One young Arab girl talked about how relationships at her school became strained after she started in the program, and her teacher telling her it wasn’t “acceptable that she was playing basketball with Israelis.”
One Israeli girl talked about a tense moment in her classroom when her teacher asked, “What is an Arab?” She talked about her experience at PeacePlayers and how she’s learned to be open-minded, an answer that upset many of her longtime friends who ended their relationship.
One young Jewish boy talked about the time he and his friends were lost in a largely Arab area, afraid along their journey, only to be greeted by his PeacePlayers colleague who he saw on the street, and she led him and his group to a more familiar area.
|A true highlight of any trip to Israel is the varied and delicious cuisine.
That constant dynamic can’t be overlooked. Much of the program is done quietly, below radar, with little exposure. The professional, emotional and physical risk that coaches, staff and the young participants are under is real.
And as I looked closely at the children that afternoon, I couldn’t help but realize they are just that — children: Their emotions were cute and joyous, but they also had a hint of fear and worry in their eyes. Because while they are children, they’re not naïve, and they live within the tension that was so palpable during our visit all week.
Our soulful and sweet tour guide had been in Jerusalem for more than 20 years. Sitting in a little restaurant after a lunch of hummus, eggplant and falafel in the Old City, he looked worn down and told me the situation was the worst he had seen in his two decades in the region. He talked about how the Old City was shut down weeks prior to our visit when two policemen were killed. “Things always heat up in the summer,” he said, wearily, and added almost symbolically, “We need more air conditioning.”
That’s the environment this program exists under and it’s that tension that makes it hard for the program to grow.
So where does it go from here?
It must continue to raise funds — the United States Agency for International Development (USAID) has been a key funder of the program for the past seven years — as well as grow its leadership and participation.
Its first generation of mentors are emerging, people who started six or seven years ago and are now ready to be coaches and staff and teach the next generation.

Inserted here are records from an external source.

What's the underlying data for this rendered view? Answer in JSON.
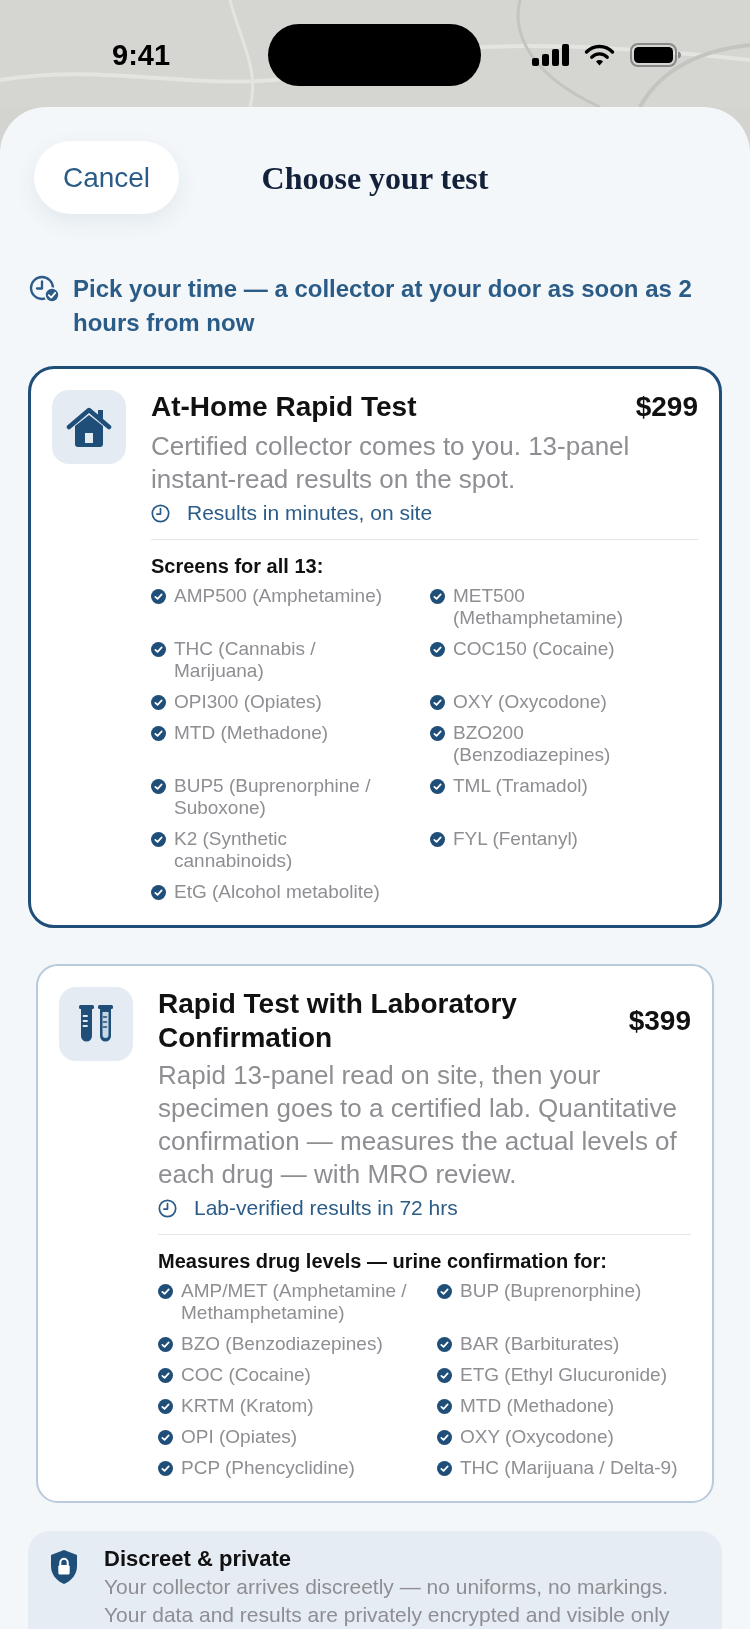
{
  "status_bar": {
    "time": "9:41"
  },
  "header": {
    "cancel": "Cancel",
    "title": "Choose your test"
  },
  "notice": {
    "text": "Pick your time — a collector at your door as soon as 2 hours from now"
  },
  "options": [
    {
      "kind": "home",
      "selected": true,
      "title": "At-Home Rapid Test",
      "price": "$299",
      "description": "Certified collector comes to you. 13-panel instant-read results on the spot.",
      "timing": "Results in minutes, on site",
      "list_heading": "Screens for all 13:",
      "items": [
        "AMP500 (Amphetamine)",
        "MET500 (Methamphetamine)",
        "THC (Cannabis / Marijuana)",
        "COC150 (Cocaine)",
        "OPI300 (Opiates)",
        "OXY (Oxycodone)",
        "MTD (Methadone)",
        "BZO200 (Benzodiazepines)",
        "BUP5 (Buprenorphine / Suboxone)",
        "TML (Tramadol)",
        "K2 (Synthetic cannabinoids)",
        "FYL (Fentanyl)",
        "EtG (Alcohol metabolite)"
      ]
    },
    {
      "kind": "lab",
      "selected": false,
      "title": "Rapid Test with Laboratory Confirmation",
      "price": "$399",
      "description": "Rapid 13-panel read on site, then your specimen goes to a certified lab. Quantitative confirmation — measures the actual levels of each drug — with MRO review.",
      "timing": "Lab-verified results in 72 hrs",
      "list_heading": "Measures drug levels — urine confirmation for:",
      "items": [
        "AMP/MET (Amphetamine / Methamphetamine)",
        "BUP (Buprenorphine)",
        "BZO (Benzodiazepines)",
        "BAR (Barbiturates)",
        "COC (Cocaine)",
        "ETG (Ethyl Glucuronide)",
        "KRTM (Kratom)",
        "MTD (Methadone)",
        "OPI (Opiates)",
        "OXY (Oxycodone)",
        "PCP (Phencyclidine)",
        "THC (Marijuana / Delta-9)"
      ]
    }
  ],
  "privacy": {
    "title": "Discreet & private",
    "text": "Your collector arrives discreetly — no uniforms, no markings. Your data and results are privately encrypted and visible only"
  }
}
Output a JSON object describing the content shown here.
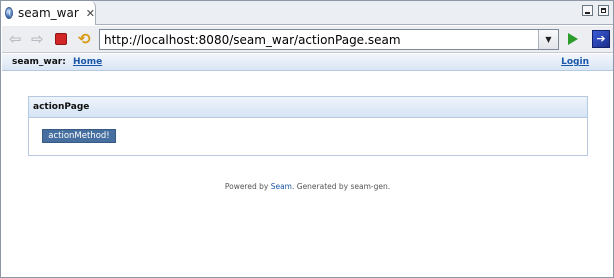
{
  "editor": {
    "tab_label": "seam_war",
    "tab_close_glyph": "✕"
  },
  "browser": {
    "url": "http://localhost:8080/seam_war/actionPage.seam",
    "url_dropdown_glyph": "▼"
  },
  "page": {
    "brand": "seam_war:",
    "nav_home": "Home",
    "nav_login": "Login",
    "panel_title": "actionPage",
    "action_button": "actionMethod!",
    "footer": {
      "prefix": "Powered by ",
      "link": "Seam",
      "suffix": ". Generated by seam-gen."
    }
  },
  "colors": {
    "link": "#1b57a8",
    "button": "#466f9f",
    "header_gradient_top": "#eef4fb",
    "header_gradient_bottom": "#d6e4f4"
  }
}
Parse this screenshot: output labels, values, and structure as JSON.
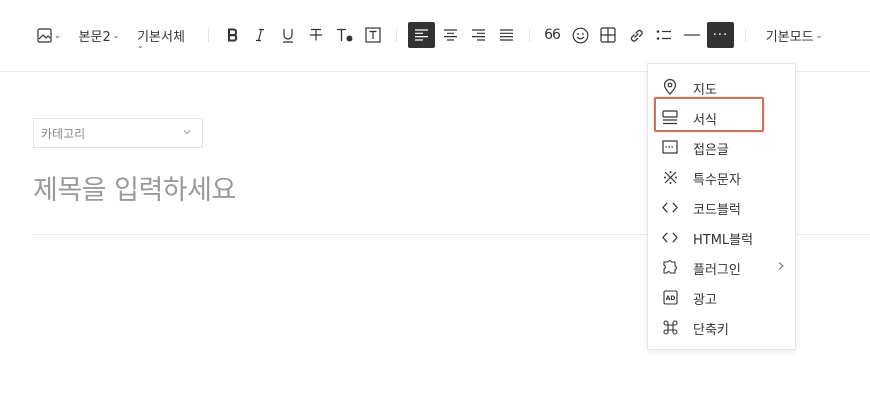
{
  "toolbar": {
    "paragraph_style": "본문2",
    "font_family": "기본서체",
    "quote_glyph": "66",
    "more_glyph": "···",
    "mode": "기본모드"
  },
  "editor": {
    "category_placeholder": "카테고리",
    "title_placeholder": "제목을 입력하세요"
  },
  "more_menu": {
    "items": [
      {
        "label": "지도",
        "icon": "map-pin-icon"
      },
      {
        "label": "서식",
        "icon": "template-icon"
      },
      {
        "label": "접은글",
        "icon": "fold-icon"
      },
      {
        "label": "특수문자",
        "icon": "special-char-icon"
      },
      {
        "label": "코드블럭",
        "icon": "code-icon"
      },
      {
        "label": "HTML블럭",
        "icon": "html-icon"
      },
      {
        "label": "플러그인",
        "icon": "plugin-icon"
      },
      {
        "label": "광고",
        "icon": "ad-icon"
      },
      {
        "label": "단축키",
        "icon": "command-icon"
      }
    ],
    "selected": "서식",
    "ad_icon_text": "AD"
  },
  "colors": {
    "active_button": "#333333",
    "highlight_border": "#c8735a",
    "placeholder_text": "#9a9a9a"
  }
}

It’s critical that its participants remain in the program — and there are positive signs. We came to know two families — one Jewish, one Arab — that each have three siblings in the program.
PeacePlayers is a unique outlet for the young to escape the norms of society, especially young women who don’t have many opportunities.

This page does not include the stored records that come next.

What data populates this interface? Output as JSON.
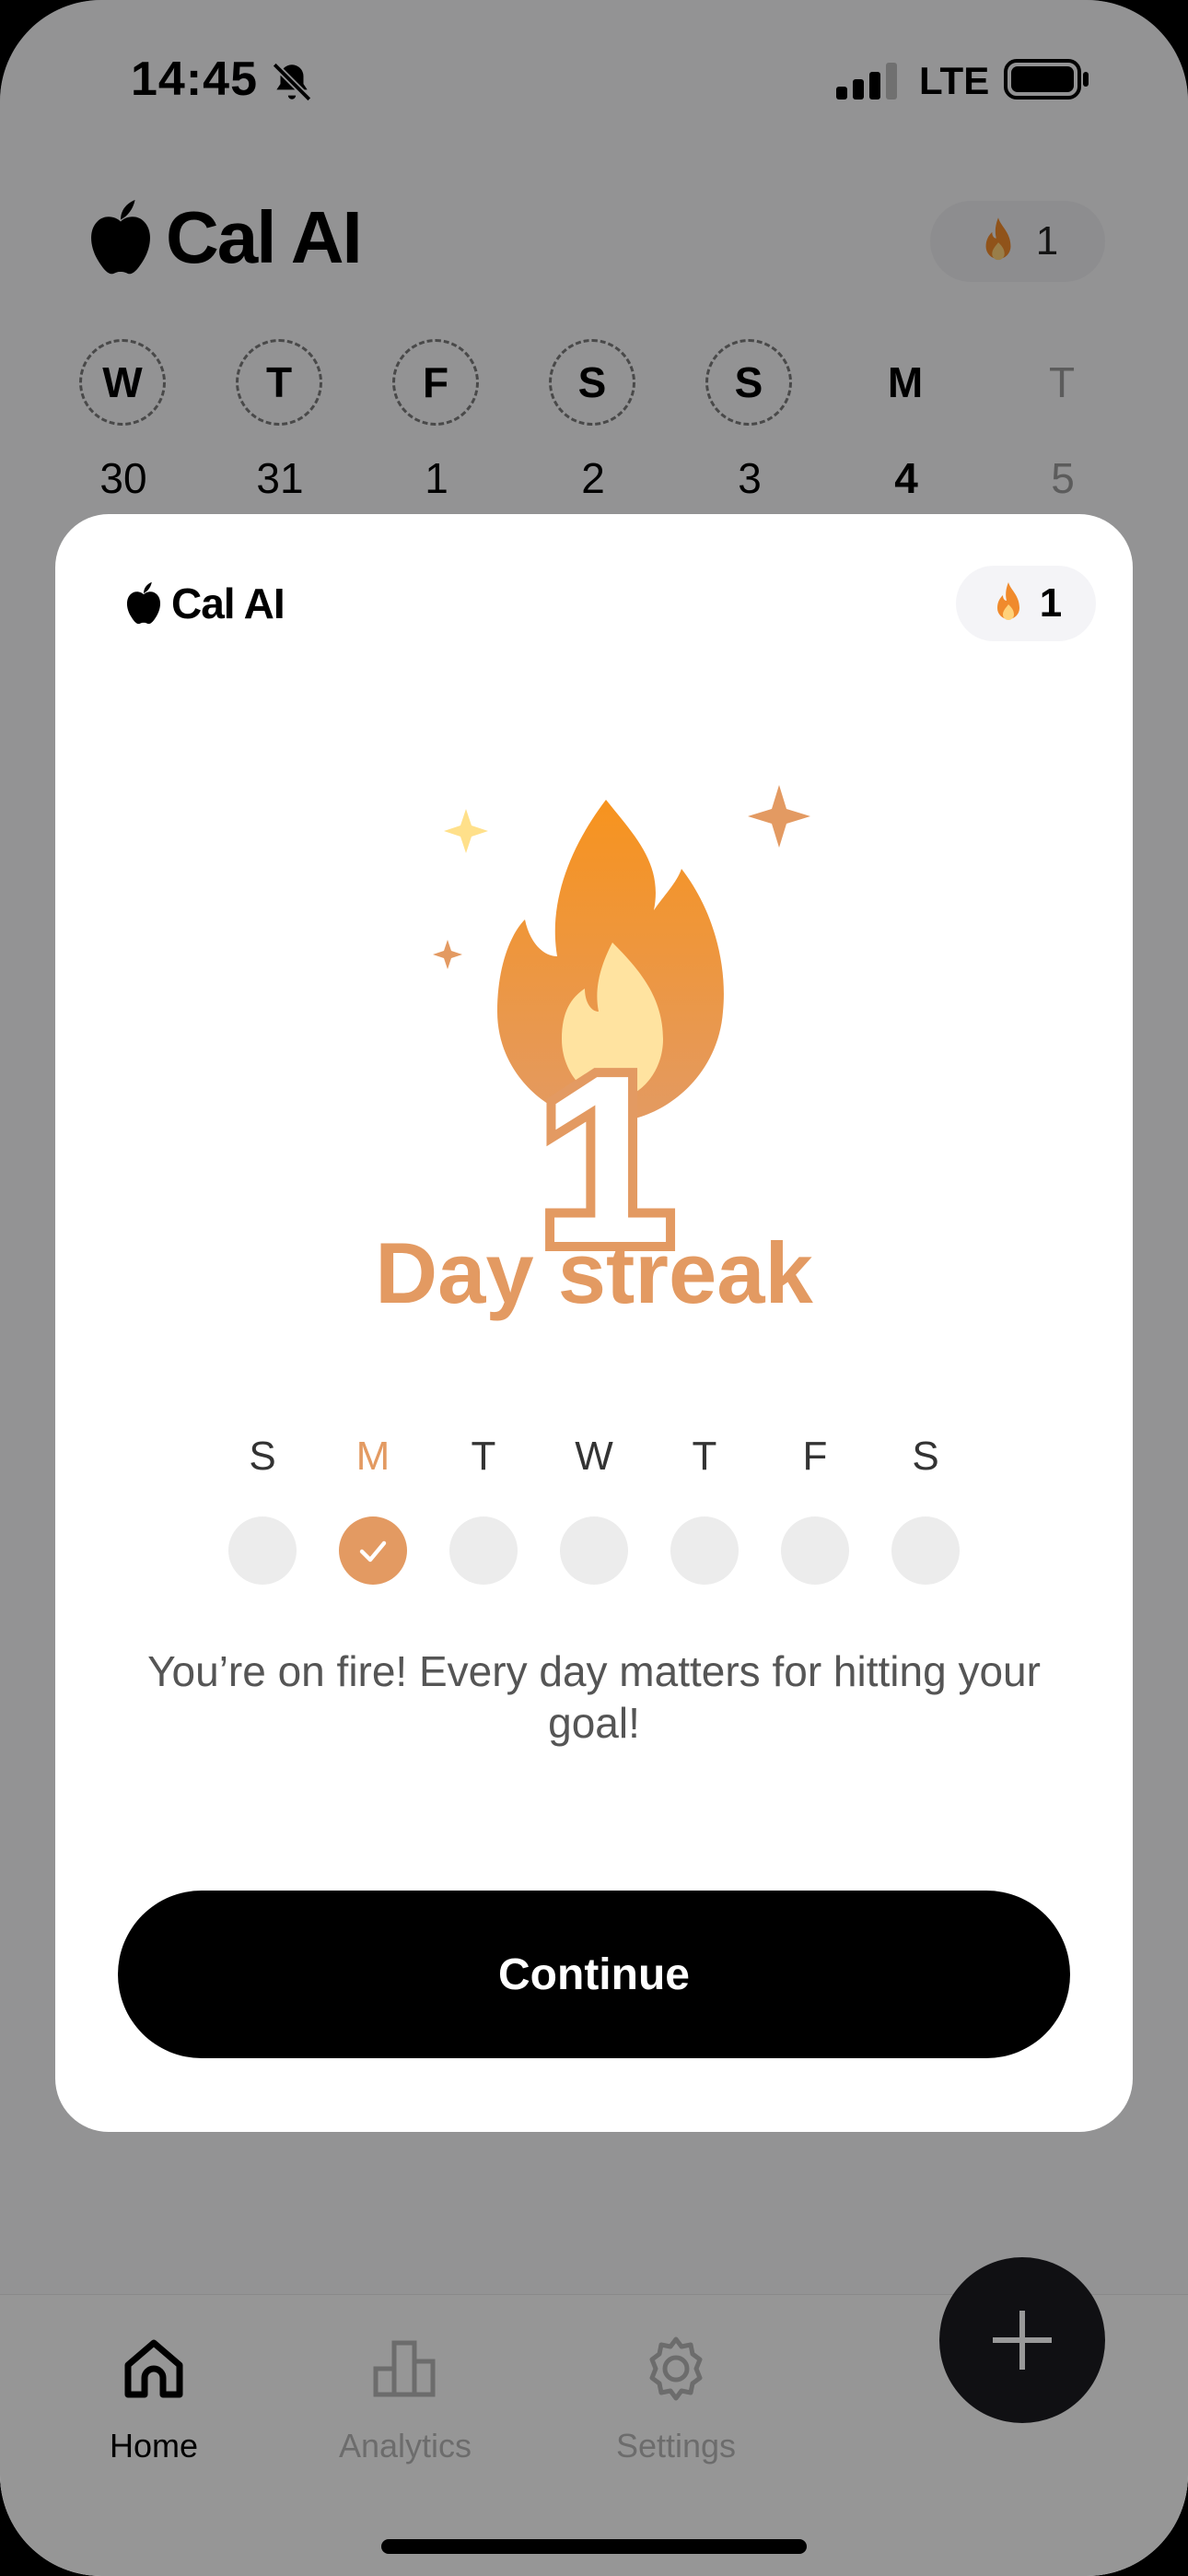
{
  "status_bar": {
    "time": "14:45",
    "network": "LTE",
    "icons": [
      "bell-slash-icon",
      "signal-icon",
      "battery-icon"
    ]
  },
  "app": {
    "name": "Cal AI",
    "streak_count": "1"
  },
  "week_strip": [
    {
      "letter": "W",
      "date": "30",
      "state": "past"
    },
    {
      "letter": "T",
      "date": "31",
      "state": "past"
    },
    {
      "letter": "F",
      "date": "1",
      "state": "past"
    },
    {
      "letter": "S",
      "date": "2",
      "state": "past"
    },
    {
      "letter": "S",
      "date": "3",
      "state": "past"
    },
    {
      "letter": "M",
      "date": "4",
      "state": "today"
    },
    {
      "letter": "T",
      "date": "5",
      "state": "future"
    }
  ],
  "modal": {
    "brand": "Cal AI",
    "streak_count": "1",
    "hero_number": "1",
    "title": "Day streak",
    "week": [
      {
        "label": "S",
        "done": false
      },
      {
        "label": "M",
        "done": true
      },
      {
        "label": "T",
        "done": false
      },
      {
        "label": "W",
        "done": false
      },
      {
        "label": "T",
        "done": false
      },
      {
        "label": "F",
        "done": false
      },
      {
        "label": "S",
        "done": false
      }
    ],
    "message": "You’re on fire! Every day matters for hitting your goal!",
    "continue_label": "Continue"
  },
  "tabbar": {
    "tabs": [
      {
        "label": "Home",
        "icon": "home-icon",
        "active": true
      },
      {
        "label": "Analytics",
        "icon": "bar-chart-icon",
        "active": false
      },
      {
        "label": "Settings",
        "icon": "gear-icon",
        "active": false
      }
    ],
    "fab_icon": "plus-icon"
  },
  "colors": {
    "accent": "#e39a62",
    "flame_top": "#f7931e",
    "flame_inner": "#ffe3a0",
    "dim_overlay": "rgba(0,0,0,0.40)"
  }
}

One Israeli girl acknowledged the easy choice would be to live in the “normal community,” to remain in the split status quo. But PeacePlayers exposed her to a different path. “After PeacePlayers came into my life, an entirely new community developed for me.”
It’s also made an indelible impact on the kids.
“It’s a part of me. I live it every day,” one said. Another added, “I don’t think I could live without my friends and what we do here.”
As a group, we left Israel seeing the unique role basketball is playing as an entry point to bring two sides together. Yes, the steps may seem small, but it shouldn’t be overlooked how extraordinary the progress is that they are making. There is a lesson for the diplomats of the world to learn from these young heroes.
Over the week, we saw that human beings born to differences and hatred are capable of friendship and love when given the means to reach each other. Something as simple as a basketball can be that means or bridge.
The young Jewish girl, who admitted to growing up disdaining Arabs, said only a dream would allow her to believe Arab and Jewish children could play together and be friends. But she’s living it now, and admitted it isn’t always fun or easy to mend the divides that exist. “It’s not easy,” she said, seriously. “It’s hard at times. Things come up that make it difficult. But we see that it’s possible and not a dream.”
Abraham D. Madkour can be reached at firstname.lastname@example.org
Our group hike up Masada ended with a beautiful sunrise over the Dead Sea.